The UK's adversaries were already using the technology, it said.
The agency has published a paper, Ethics of AI: Pioneering a New National Security, saying the technology will be put at the heart of its operations.
And officials say it will help analysts spot patterns hidden inside large - and fast growing - amounts of data.
This could include:
* trying to spot fake online messages used by other states spreading disinformation
* mapping international networks engaged in human or drug trafficking
* finding child sex abusers hiding their identities online
But it cannot predict human behaviour such as moving towards executing a terrorist attack.
The paper also sets out how GCHQ wants to support the AI sector, including setting up an industry-facing AI lab from its Manchester office, dedicated to prototyping projects and mentoring start-ups.
And GCHQ says it details how it will ensure it uses AI fairly and transparently, including:
* an AI ethical code of practice
* recruiting more diverse talent to help develop and govern its use
It is a sign the agency wants to avoid a repeat of criticism people were unaware how it used data, following whistleblower Edward Snowden's revelations.
"While this unprecedented technological evolution comes with great opportunity, it also poses significant ethical challenges for all of society, including GCHQ," the agency's director, Jeremy Fleming, said.
"Today, we are setting out our plan and commitment to the ethical use of AI in our mission.
"I hope it will inspire further thinking at home and abroad about how we can ensure fairness, transparency and accountability to underpin the use of AI."
It comes as the government prepares to publish its Integrated Review into security, defence, development and foreign policy, in which technology, including AI, is expected to play a central role.
GCHQ outlined areas where adversaries were already using AI, including:
A growing number of states are using AI to automate the production of false content to affect public debate, including "deepfake" video and audio, GCHQ warns.
The technology can individually target and personalise this content or spread it through chatbots or by interfering with social-media algorithms.
But it could also help GCHQ detect and fact-check it and identify "troll farms" and botnet accounts.
GCHQ says AI could:
* help analyse evidence of grooming in chat rooms

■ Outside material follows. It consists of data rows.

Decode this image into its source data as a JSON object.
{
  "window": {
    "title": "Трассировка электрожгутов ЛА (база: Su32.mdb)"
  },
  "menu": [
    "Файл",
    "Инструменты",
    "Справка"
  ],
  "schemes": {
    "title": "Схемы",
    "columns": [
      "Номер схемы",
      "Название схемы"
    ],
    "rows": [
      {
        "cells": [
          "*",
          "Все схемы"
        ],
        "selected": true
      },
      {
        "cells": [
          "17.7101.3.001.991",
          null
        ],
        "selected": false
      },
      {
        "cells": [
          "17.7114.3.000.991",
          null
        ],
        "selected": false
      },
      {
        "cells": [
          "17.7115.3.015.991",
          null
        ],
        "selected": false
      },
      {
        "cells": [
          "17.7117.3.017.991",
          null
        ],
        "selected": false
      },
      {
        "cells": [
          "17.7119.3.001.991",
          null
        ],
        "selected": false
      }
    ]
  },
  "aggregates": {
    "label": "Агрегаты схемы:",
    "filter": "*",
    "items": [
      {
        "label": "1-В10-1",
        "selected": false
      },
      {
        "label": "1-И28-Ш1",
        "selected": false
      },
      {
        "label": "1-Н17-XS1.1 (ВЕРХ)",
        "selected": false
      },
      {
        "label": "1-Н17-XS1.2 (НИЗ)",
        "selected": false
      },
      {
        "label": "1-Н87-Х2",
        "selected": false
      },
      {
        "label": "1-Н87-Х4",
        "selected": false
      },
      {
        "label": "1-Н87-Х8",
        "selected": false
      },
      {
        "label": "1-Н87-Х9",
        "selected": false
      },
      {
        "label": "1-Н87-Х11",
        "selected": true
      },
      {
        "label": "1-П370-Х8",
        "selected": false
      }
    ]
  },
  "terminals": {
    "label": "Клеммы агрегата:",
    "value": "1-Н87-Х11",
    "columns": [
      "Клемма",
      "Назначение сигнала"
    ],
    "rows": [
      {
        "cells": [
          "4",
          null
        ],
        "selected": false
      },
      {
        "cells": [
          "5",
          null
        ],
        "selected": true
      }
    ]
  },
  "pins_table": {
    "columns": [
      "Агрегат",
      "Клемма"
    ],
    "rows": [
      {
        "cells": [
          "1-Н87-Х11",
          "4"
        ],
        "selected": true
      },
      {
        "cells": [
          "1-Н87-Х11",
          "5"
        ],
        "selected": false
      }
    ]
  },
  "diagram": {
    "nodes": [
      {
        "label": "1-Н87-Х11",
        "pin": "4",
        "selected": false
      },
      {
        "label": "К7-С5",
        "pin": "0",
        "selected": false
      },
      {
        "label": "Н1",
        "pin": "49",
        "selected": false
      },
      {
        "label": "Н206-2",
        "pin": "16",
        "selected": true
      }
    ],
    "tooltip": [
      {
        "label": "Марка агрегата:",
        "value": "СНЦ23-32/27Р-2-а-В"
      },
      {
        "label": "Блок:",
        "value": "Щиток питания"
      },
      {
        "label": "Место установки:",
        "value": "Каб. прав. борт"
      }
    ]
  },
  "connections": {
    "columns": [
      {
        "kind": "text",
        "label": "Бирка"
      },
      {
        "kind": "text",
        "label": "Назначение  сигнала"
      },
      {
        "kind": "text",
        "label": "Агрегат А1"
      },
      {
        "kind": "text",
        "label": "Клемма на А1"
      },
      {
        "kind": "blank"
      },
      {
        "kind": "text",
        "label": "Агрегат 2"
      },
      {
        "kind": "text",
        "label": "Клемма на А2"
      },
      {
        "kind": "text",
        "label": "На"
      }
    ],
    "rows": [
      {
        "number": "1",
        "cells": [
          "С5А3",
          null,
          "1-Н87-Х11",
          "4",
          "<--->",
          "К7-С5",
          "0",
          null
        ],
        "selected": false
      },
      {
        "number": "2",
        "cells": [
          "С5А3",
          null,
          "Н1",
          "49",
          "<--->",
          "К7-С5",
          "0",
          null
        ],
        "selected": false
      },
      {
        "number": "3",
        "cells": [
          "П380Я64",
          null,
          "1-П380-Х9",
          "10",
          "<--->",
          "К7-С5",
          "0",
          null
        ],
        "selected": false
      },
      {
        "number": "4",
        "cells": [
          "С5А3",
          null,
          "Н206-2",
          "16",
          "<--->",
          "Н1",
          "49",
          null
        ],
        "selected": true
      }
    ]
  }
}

* track the disguised identities of offenders across multiple accounts
* discover hidden people and illegal services on the dark web
* help police officers infiltrate rings of offenders
* filter content to prevent analysts from being unnecessarily exposed to disturbing imagery
Increasingly used to automate cyber-attacks, AI could also help identify malicious software and attackers as they continually develop new tactics to breach systems and steal data, GCHQ says.
Organised crime groups are becoming increasingly sophisticated in their use of technology, including encryption tools, the dark web and cryptocurrency, GCHQ says.
But AI could help:
* mapping the international networks that enable trafficking - identifying individuals, accounts and transactions
* "following the money" - analysing complex transactions, possibly revealing state sponsors or links to terrorist groups
* bringing together different types of data - such as imagery and messaging - to track and predict where illegal cargos are being delivered